Cost = 3.5 / 5
£60 for 6 months (should be a little cheaper)
Cost = £50 for 6 months
PasTest (as of 2010) Total score = 2 / 5
Content = 2.5 / 5
Full of little and big errors. I sent them a list of all the errors, not sure if they have bothered to correct them.
Usability = 2 / 5
Horrible layout makes it difficult to sit through many questions for any length of time.
Cost = 5 / 5
£35 for 6 months
Finals revision courses
There are broadly 3 types of finals revision courses:
a) Lecture type course.
b) Practical skills type course.
c) Miscellaneous / weird courses.
a) Lecture type courses
Examples include: Professional medical education, Hammersmith medicine, Ask Dr Clarke

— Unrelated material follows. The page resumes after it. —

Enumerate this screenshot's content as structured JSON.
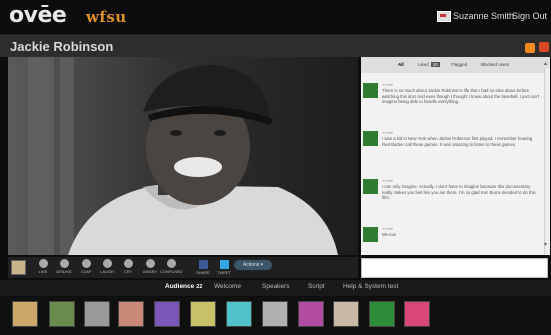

These are good way to waste your time and money.
Q) If their so rubbish, then why do loads of students go on these courses?
A) Fear that they will miss out on some vital information that will cause them to fail their exams.
You can get the same thing for free from the comfort of your bedroom. Check out Dr Feather’s lectures.
MDU both medical and surgical course (as of 2011) Total score = 1 / 5
These last an entire weekend. You sit in a lecture theatre, with about 70 other students and listen to one lecturer for 2 days.
At the end of the weekend you leave with a pre-printed 200 page set of notes which:
you will never read
contains information which you already have
and contains ridiculous information e.g. 42 causes of hepatomegaly !
Note: The lecturer’s were excellent. But they didn’t tell me anything I didn’t already know in terms of medical knowledge.
b) Practical skills type courses
Examples include: RSM, Dr Exam, Doctors Academy, Mentor OSCE
These are more interesting.
They focus on OSCE’s, which is where 99% of students fail.
Royal Society of Medicine course (as of 2011) Total score = 4.5 / 5
14 OSCE stations. You go round as a group of 4 students.
You spend about 15-20 minutes in the station.
I went round in a group of 3 students and we just about managed to get all of us to practice, so going round in a group of 4 will probably mean one of you may not get to practice the station.
ACE the OSCE Total score = 0 / 5
*Note: this review is based on the free sample clips they provide*
Basically the mock OSCE stations they go through are absolutely atrocious.
The ‘student’ is seen saying such ridiculous things as “I’m looking for clubbing, I’m looking for signs of splinter haemorrhages, I’m looking for palmar erythema”.
Aarrgghh ! ! !
If I was the examiner I would be fuming with rage. I know your looking for x, y, and z…but is it present?
c) Miscellaneous / weird type courses
These courses are a little different.
e.g. ACE the written finals, weekend course answering multiple choice questions.
Day of the exam
Take a bottle of water into the exam room.